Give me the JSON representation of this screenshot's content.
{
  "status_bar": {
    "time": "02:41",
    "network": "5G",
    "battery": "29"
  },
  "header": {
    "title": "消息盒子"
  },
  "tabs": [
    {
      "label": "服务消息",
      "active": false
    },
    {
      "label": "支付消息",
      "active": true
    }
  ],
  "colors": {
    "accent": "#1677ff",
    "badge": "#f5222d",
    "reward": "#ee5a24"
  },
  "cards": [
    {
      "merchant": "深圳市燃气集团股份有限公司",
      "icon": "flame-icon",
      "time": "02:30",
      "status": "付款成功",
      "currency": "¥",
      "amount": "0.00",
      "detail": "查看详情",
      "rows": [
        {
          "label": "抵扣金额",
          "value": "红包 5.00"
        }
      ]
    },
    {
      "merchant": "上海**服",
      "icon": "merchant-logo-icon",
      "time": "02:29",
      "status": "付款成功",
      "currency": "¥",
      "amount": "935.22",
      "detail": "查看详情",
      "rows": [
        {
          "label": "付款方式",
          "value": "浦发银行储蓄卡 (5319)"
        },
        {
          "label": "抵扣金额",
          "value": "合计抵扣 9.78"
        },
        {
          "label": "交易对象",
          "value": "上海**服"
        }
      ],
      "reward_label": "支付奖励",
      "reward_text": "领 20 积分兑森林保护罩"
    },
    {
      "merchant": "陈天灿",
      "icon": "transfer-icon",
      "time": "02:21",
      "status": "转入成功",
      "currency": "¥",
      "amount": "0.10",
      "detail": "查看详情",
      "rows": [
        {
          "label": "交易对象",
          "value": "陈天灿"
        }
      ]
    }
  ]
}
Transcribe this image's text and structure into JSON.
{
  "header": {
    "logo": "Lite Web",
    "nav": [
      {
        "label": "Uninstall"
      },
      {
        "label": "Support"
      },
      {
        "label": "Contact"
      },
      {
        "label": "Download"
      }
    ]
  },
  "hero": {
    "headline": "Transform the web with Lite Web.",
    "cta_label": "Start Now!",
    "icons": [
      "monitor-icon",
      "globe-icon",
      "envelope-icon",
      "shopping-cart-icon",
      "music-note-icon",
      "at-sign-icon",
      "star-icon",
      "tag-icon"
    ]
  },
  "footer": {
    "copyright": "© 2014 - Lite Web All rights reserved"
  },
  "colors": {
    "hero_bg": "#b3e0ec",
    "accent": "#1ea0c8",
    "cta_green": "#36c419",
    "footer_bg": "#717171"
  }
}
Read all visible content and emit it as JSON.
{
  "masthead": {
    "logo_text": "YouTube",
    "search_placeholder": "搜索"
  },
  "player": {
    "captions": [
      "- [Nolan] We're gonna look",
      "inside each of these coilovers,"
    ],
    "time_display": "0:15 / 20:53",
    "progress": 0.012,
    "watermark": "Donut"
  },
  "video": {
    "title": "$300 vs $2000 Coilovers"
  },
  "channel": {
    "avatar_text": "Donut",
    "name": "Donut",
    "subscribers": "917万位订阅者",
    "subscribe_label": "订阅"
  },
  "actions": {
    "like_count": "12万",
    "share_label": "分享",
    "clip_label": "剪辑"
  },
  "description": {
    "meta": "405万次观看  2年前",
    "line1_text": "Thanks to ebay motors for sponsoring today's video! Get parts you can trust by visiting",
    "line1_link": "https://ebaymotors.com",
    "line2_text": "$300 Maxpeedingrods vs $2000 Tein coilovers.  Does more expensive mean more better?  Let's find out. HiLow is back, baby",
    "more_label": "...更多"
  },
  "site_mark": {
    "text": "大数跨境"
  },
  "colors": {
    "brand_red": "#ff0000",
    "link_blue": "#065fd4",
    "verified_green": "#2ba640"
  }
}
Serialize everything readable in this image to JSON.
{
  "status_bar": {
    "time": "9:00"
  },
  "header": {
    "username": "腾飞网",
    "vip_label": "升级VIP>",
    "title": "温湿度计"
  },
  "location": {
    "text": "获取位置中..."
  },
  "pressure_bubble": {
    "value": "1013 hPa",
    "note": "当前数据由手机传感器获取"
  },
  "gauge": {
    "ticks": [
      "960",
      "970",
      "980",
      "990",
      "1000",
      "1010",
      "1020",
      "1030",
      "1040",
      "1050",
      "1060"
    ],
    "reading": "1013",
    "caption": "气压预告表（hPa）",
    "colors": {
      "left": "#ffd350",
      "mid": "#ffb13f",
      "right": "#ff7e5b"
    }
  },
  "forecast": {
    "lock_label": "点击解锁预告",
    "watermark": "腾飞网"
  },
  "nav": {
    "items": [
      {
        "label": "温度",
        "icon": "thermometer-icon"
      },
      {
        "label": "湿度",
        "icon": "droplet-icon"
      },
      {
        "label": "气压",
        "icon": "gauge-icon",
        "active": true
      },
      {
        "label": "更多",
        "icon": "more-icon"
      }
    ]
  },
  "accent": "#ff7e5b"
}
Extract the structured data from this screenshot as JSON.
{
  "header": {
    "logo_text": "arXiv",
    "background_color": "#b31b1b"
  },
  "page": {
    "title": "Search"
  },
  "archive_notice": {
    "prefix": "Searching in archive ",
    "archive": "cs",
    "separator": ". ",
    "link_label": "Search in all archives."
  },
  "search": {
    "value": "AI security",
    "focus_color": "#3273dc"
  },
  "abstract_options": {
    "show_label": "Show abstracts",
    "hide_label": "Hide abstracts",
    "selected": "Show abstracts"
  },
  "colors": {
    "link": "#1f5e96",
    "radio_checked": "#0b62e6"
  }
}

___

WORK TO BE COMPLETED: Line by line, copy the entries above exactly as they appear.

RESULT:
Give me the JSON representation of this screenshot's content.
{
  "status_bar": {
    "time": "02:41",
    "network": "5G",
    "battery": "29"
  },
  "header": {
    "title": "消息盒子"
  },
  "tabs": [
    {
      "label": "服务消息",
      "active": false
    },
    {
      "label": "支付消息",
      "active": true
    }
  ],
  "colors": {
    "accent": "#1677ff",
    "badge": "#f5222d",
    "reward": "#ee5a24"
  },
  "cards": [
    {
      "merchant": "深圳市燃气集团股份有限公司",
      "icon": "flame-icon",
      "time": "02:30",
      "status": "付款成功",
      "currency": "¥",
      "amount": "0.00",
      "detail": "查看详情",
      "rows": [
        {
          "label": "抵扣金额",
          "value": "红包 5.00"
        }
      ]
    },
    {
      "merchant": "上海**服",
      "icon": "merchant-logo-icon",
      "time": "02:29",
      "status": "付款成功",
      "currency": "¥",
      "amount": "935.22",
      "detail": "查看详情",
      "rows": [
        {
          "label": "付款方式",
          "value": "浦发银行储蓄卡 (5319)"
        },
        {
          "label": "抵扣金额",
          "value": "合计抵扣 9.78"
        },
        {
          "label": "交易对象",
          "value": "上海**服"
        }
      ],
      "reward_label": "支付奖励",
      "reward_text": "领 20 积分兑森林保护罩"
    },
    {
      "merchant": "陈天灿",
      "icon": "transfer-icon",
      "time": "02:21",
      "status": "转入成功",
      "currency": "¥",
      "amount": "0.10",
      "detail": "查看详情",
      "rows": [
        {
          "label": "交易对象",
          "value": "陈天灿"
        }
      ]
    }
  ]
}
Transcribe this image's text and structure into JSON.
{
  "header": {
    "logo": "Lite Web",
    "nav": [
      {
        "label": "Uninstall"
      },
      {
        "label": "Support"
      },
      {
        "label": "Contact"
      },
      {
        "label": "Download"
      }
    ]
  },
  "hero": {
    "headline": "Transform the web with Lite Web.",
    "cta_label": "Start Now!",
    "icons": [
      "monitor-icon",
      "globe-icon",
      "envelope-icon",
      "shopping-cart-icon",
      "music-note-icon",
      "at-sign-icon",
      "star-icon",
      "tag-icon"
    ]
  },
  "footer": {
    "copyright": "© 2014 - Lite Web All rights reserved"
  },
  "colors": {
    "hero_bg": "#b3e0ec",
    "accent": "#1ea0c8",
    "cta_green": "#36c419",
    "footer_bg": "#717171"
  }
}
Read all visible content and emit it as JSON.
{
  "masthead": {
    "logo_text": "YouTube",
    "search_placeholder": "搜索"
  },
  "player": {
    "captions": [
      "- [Nolan] We're gonna look",
      "inside each of these coilovers,"
    ],
    "time_display": "0:15 / 20:53",
    "progress": 0.012,
    "watermark": "Donut"
  },
  "video": {
    "title": "$300 vs $2000 Coilovers"
  },
  "channel": {
    "avatar_text": "Donut",
    "name": "Donut",
    "subscribers": "917万位订阅者",
    "subscribe_label": "订阅"
  },
  "actions": {
    "like_count": "12万",
    "share_label": "分享",
    "clip_label": "剪辑"
  },
  "description": {
    "meta": "405万次观看  2年前",
    "line1_text": "Thanks to ebay motors for sponsoring today's video! Get parts you can trust by visiting",
    "line1_link": "https://ebaymotors.com",
    "line2_text": "$300 Maxpeedingrods vs $2000 Tein coilovers.  Does more expensive mean more better?  Let's find out. HiLow is back, baby",
    "more_label": "...更多"
  },
  "site_mark": {
    "text": "大数跨境"
  },
  "colors": {
    "brand_red": "#ff0000",
    "link_blue": "#065fd4",
    "verified_green": "#2ba640"
  }
}
Serialize everything readable in this image to JSON.
{
  "status_bar": {
    "time": "9:00"
  },
  "header": {
    "username": "腾飞网",
    "vip_label": "升级VIP>",
    "title": "温湿度计"
  },
  "location": {
    "text": "获取位置中..."
  },
  "pressure_bubble": {
    "value": "1013 hPa",
    "note": "当前数据由手机传感器获取"
  },
  "gauge": {
    "ticks": [
      "960",
      "970",
      "980",
      "990",
      "1000",
      "1010",
      "1020",
      "1030",
      "1040",
      "1050",
      "1060"
    ],
    "reading": "1013",
    "caption": "气压预告表（hPa）",
    "colors": {
      "left": "#ffd350",
      "mid": "#ffb13f",
      "right": "#ff7e5b"
    }
  },
  "forecast": {
    "lock_label": "点击解锁预告",
    "watermark": "腾飞网"
  },
  "nav": {
    "items": [
      {
        "label": "温度",
        "icon": "thermometer-icon"
      },
      {
        "label": "湿度",
        "icon": "droplet-icon"
      },
      {
        "label": "气压",
        "icon": "gauge-icon",
        "active": true
      },
      {
        "label": "更多",
        "icon": "more-icon"
      }
    ]
  },
  "accent": "#ff7e5b"
}
Extract the structured data from this screenshot as JSON.
{
  "header": {
    "logo_text": "arXiv",
    "background_color": "#b31b1b"
  },
  "page": {
    "title": "Search"
  },
  "archive_notice": {
    "prefix": "Searching in archive ",
    "archive": "cs",
    "separator": ". ",
    "link_label": "Search in all archives."
  },
  "search": {
    "value": "AI security",
    "focus_color": "#3273dc"
  },
  "abstract_options": {
    "show_label": "Show abstracts",
    "hide_label": "Hide abstracts",
    "selected": "Show abstracts"
  },
  "colors": {
    "link": "#1f5e96",
    "radio_checked": "#0b62e6"
  }
}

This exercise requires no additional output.